We desperately need a Divine spark lit within us. I myself sense a coldness in me I hate. We need a seething hot fire to be awakened and sustained inside us by God’s Spirit. He alone can set our spirits ablaze.

A Christian who is not on fire cannot kindle a flame in others. We cannot make others boil until we boil. It should not surprise us that the world is in a spiritual stupor. The Church herself is stumbling around in an emotionless stupor.

“The whole world lies in the power of the evil one” (I John 5:19b NASB). Humanity is asleep in the arms of the Devil. They are in a stupor, and one of the best ways to wake up anyone is to shine a bright light on them. We need for God to simmer us until we boil, boil us till we burn, and burn us till we glow. “Let your light shine before men.” Wake them up!

Our Master demonstrated in His own life what fervency of spirit meant. He was a man who teemed within until a flood burst forth in his weeping for Jerusalem and for Lazarus. He was a man who could seethe into an eruption and cleanse the temple. He was a man whose inner agony could be so intense that in Gethsemane “his sweat was as it were great drops of blood falling down to the ground” (Luke 22:44).

But now the fervent Nazarene is too often followed by lukewarm, indifferent people who substitute decorum for emotion, polish for feeling, good taste for the conscience, dull intellectualism for intensity, coldness for the fire of feeling, and a drowsy stupor for the tumult of revival.

Romans 12:11c . . . serve the Lord.

Our emotions and energies must be expended in the pursuit of some useful goal. Fervency is not to reveal itself only in manifestations of excitement, but also by humbly carrying out the mandates of God. In everything, the supreme principle must be our relationship to Jesus Christ. Serving the Lord requires devoting our whole lives and selves to Him. His service must be the focus of our energies.
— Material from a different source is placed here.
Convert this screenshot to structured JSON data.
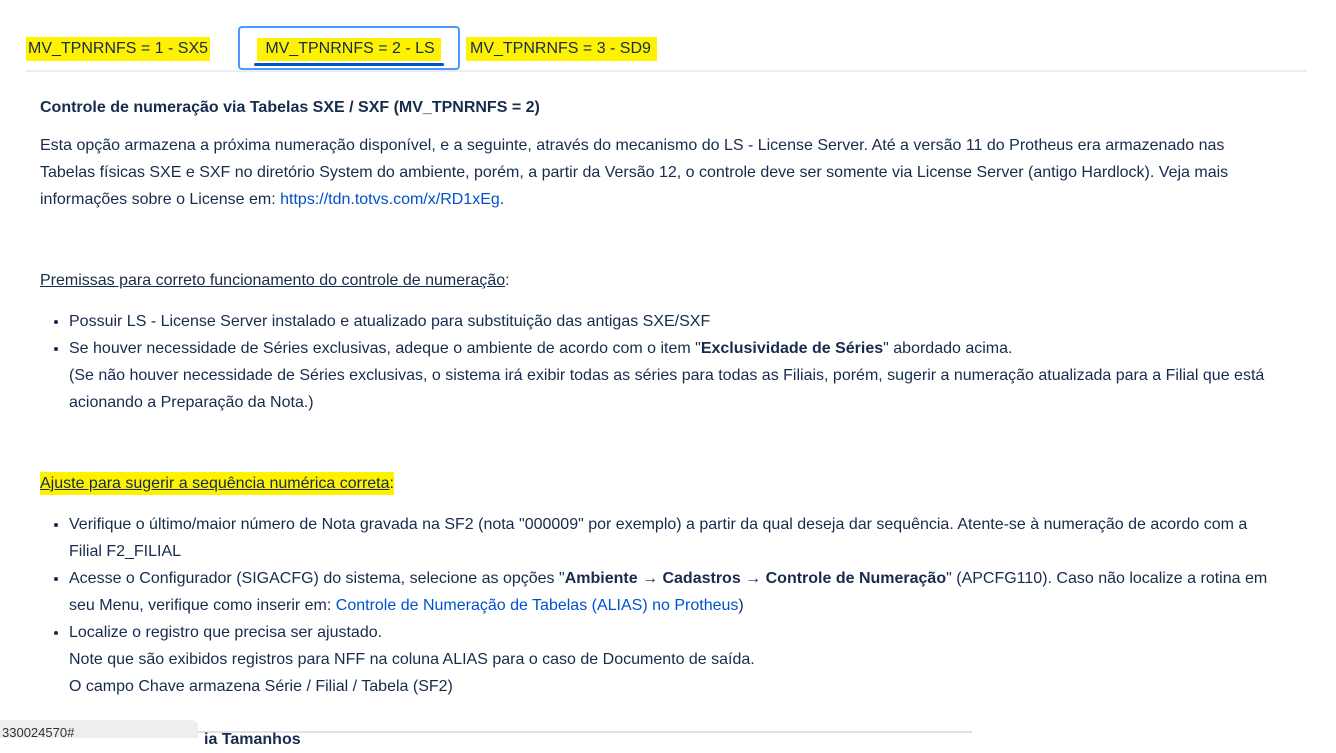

We do not want our energy to flow through a useless wastepipe. As the heat builds up in us, we want steam to begin driving the wheels of life. We want our energies directed into a cylinder to lift a piston; we want to get useful work from it.

Lightning that shoots across the sky is pretty, but useless. The electricity that counts is what is harnessed, and comes into our houses to do what we need it to do.

Emotion that produces nothing profitable in life is like a fire burning out of control. It is useless. The best mother is not the one who kisses her baby most often, but the one who best takes care of her child. The truest friends are not those who hang on our neck, but rather those who minister to us in times of need.

Emotional energy is dangerous unless well aimed. It can become destructive. It is capable of going in the wrong direction or of exploding. Channel everything toward serving the Lord.

David revealed the secret for proper use of our energies; “I have set the Lord always before me” (Psalm 16:8). When our hands begin to droop and the task begins to bore, freshen ourselves with this thought, “I am doing this for the Lord.”

This motive can be carried into every phase of life. Use it at home, at school, at work, at play, in the kitchen, wherever we go.

A remarkable trait of Christianity is; it can be practiced in every deed of every hour of every day. Physicians cannot perform surgery and practice basketball at the same time; lawyers cannot plead before a jury and dig ditches at the same time. Christians, though can exercise their Christianity in everything they do. We can approach every deed as a labor of love to God. We can do our best in everything we attempt.

Our faith is not so much the doing of religious acts as it is the doing of all acts from religious motives. All of life should be a grand experience of worship.

The familiar and the trite should be as “the bush aglow.” Write above everything, “For the sake of the Master.” Live every moment as if we should take our shoes off, for we sense we are standing on holy ground.

Spurgeon could not walk through a forest without having to kneel down and worship the Creator. One of the prophets foresaw a time when all of life would be counted so sacred that on the bells of the horses would be written, “Holiness to the Lord” and when every bowl in Jerusalem would be deemed as sacred as the vessels of the altar. This is true Christian service: to serve the Lord in everything.